The efficacy of anaphoricity in Aleut
The unusual inflectional system of Aleut can be understood holistically, as deploying forms, meanings, and forces so as to make efficient use of the contrasts that its limited space of expression types makes available. Indeed, in every natural language, the features of its grammar work together to allow the communication of what needs to be communicated. Every language, I believe, accomplishes a great deal of this work by using the ability of native users of the language to know what else might have been said and how the alternatives would contrast with what is said. All that is unusual about Aleut is that a preconceived idea about how the direct relation between form and meaning works fails more obviously in Aleut than it does in more familiar languages. We expect that definite reference to third persons will always be directly encoded, either in inflection or by means of clitics or independent pronouns. Knut Bergsland, who devoted more time to the study of Aleut than anyone else has, provided convincing evidence that definite reference is not directly coded in Aleut.
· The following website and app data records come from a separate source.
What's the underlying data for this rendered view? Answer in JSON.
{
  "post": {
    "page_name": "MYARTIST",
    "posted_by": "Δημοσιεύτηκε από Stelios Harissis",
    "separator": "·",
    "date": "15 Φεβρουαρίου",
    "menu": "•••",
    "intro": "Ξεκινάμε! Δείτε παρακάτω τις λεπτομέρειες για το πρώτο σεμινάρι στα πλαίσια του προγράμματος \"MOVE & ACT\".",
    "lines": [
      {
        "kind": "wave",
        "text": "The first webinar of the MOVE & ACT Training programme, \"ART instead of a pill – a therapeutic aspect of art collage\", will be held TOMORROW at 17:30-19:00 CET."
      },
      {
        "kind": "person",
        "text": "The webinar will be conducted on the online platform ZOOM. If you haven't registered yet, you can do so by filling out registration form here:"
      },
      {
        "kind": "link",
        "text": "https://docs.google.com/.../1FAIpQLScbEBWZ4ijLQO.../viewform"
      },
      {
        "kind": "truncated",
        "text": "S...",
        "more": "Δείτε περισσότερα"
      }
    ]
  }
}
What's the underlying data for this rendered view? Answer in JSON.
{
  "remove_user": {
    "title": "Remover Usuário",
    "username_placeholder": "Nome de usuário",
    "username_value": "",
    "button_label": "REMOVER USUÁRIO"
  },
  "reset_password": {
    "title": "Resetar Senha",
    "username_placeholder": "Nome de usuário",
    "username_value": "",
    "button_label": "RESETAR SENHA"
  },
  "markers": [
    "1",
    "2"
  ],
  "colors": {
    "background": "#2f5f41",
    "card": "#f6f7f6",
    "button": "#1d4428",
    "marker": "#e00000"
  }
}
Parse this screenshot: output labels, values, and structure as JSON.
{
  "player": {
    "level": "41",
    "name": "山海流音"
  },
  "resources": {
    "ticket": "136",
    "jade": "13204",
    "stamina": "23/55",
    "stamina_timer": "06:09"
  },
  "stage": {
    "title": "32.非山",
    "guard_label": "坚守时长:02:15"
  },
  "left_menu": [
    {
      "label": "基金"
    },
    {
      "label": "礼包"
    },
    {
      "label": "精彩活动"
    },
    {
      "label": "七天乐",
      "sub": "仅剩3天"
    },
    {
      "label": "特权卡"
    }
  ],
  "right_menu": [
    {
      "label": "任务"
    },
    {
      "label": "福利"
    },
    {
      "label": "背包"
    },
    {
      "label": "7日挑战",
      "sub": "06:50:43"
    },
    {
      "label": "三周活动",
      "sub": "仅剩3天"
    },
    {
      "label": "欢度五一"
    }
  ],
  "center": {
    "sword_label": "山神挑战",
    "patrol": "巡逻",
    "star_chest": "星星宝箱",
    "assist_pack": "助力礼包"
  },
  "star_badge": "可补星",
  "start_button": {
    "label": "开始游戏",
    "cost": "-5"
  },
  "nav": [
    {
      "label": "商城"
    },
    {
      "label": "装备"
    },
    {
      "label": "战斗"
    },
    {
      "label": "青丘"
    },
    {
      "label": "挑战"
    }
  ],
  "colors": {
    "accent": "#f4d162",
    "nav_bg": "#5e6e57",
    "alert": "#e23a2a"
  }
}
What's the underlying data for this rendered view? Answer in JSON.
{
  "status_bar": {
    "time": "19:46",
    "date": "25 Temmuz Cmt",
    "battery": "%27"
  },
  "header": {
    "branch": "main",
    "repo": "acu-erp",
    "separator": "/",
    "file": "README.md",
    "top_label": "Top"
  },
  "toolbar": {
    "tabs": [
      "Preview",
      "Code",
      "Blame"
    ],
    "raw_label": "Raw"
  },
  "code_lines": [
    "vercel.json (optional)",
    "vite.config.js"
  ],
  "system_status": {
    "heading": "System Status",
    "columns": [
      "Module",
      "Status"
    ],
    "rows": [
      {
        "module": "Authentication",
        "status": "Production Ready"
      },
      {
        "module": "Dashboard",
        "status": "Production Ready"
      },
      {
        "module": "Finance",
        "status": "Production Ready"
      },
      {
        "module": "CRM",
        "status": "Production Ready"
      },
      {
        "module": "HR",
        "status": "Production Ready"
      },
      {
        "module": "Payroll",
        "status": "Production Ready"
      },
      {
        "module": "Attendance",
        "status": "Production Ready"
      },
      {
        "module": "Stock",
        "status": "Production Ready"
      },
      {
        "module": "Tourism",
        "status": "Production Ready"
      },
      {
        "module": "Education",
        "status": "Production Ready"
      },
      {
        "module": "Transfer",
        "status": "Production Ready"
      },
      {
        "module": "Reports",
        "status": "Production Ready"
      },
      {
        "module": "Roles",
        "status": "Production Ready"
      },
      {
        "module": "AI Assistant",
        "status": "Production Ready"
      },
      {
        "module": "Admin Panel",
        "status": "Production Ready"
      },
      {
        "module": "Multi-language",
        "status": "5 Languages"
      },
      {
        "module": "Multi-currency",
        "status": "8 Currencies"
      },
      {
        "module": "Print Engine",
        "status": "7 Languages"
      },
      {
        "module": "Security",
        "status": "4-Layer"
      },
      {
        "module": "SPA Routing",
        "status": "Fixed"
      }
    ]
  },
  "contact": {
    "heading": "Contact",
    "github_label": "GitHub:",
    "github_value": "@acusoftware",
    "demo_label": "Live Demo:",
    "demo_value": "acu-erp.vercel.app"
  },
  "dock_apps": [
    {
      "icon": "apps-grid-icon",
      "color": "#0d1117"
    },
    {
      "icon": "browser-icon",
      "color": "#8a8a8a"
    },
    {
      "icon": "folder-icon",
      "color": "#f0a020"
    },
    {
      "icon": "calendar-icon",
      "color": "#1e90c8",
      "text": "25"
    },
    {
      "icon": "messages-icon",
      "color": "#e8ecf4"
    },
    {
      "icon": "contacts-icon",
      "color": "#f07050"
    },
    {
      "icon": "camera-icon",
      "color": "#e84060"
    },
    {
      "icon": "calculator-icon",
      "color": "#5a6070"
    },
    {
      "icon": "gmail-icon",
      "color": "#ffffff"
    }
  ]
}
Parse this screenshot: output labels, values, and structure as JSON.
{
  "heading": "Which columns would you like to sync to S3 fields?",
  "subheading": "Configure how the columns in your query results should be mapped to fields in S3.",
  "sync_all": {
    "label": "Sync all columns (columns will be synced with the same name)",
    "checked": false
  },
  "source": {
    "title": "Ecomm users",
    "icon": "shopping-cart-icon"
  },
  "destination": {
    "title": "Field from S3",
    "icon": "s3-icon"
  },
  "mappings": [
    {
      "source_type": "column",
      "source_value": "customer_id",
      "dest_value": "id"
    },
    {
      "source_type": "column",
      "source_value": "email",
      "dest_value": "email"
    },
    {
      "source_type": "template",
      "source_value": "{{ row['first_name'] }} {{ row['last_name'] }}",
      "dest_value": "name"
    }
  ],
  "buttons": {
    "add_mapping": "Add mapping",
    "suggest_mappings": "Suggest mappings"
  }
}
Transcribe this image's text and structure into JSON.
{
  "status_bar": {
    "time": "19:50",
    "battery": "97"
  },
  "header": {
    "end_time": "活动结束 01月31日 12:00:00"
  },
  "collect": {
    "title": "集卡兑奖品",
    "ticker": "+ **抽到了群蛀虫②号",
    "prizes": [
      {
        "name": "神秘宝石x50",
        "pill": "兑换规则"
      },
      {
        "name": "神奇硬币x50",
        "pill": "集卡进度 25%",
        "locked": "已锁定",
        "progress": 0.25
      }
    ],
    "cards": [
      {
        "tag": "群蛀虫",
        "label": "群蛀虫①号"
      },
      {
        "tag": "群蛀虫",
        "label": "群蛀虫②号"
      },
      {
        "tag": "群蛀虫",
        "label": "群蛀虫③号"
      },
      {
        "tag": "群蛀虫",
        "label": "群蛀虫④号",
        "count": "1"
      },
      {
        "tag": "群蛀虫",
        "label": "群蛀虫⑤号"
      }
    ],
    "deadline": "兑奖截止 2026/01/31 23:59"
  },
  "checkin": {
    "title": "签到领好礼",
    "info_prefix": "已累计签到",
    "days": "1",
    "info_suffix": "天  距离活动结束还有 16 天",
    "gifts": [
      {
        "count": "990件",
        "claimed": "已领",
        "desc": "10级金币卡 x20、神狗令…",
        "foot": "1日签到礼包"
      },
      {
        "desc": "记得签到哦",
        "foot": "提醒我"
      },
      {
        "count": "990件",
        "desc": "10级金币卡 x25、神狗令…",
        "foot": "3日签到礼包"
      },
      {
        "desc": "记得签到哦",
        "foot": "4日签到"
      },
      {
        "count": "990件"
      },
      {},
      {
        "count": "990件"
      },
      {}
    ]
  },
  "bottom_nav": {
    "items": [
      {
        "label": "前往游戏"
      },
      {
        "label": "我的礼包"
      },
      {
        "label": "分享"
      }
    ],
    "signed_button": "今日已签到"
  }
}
What is coded is only that there is an additional reference that is “left out as known from context or the situation”. The rest is Saussurean–Gricean holism.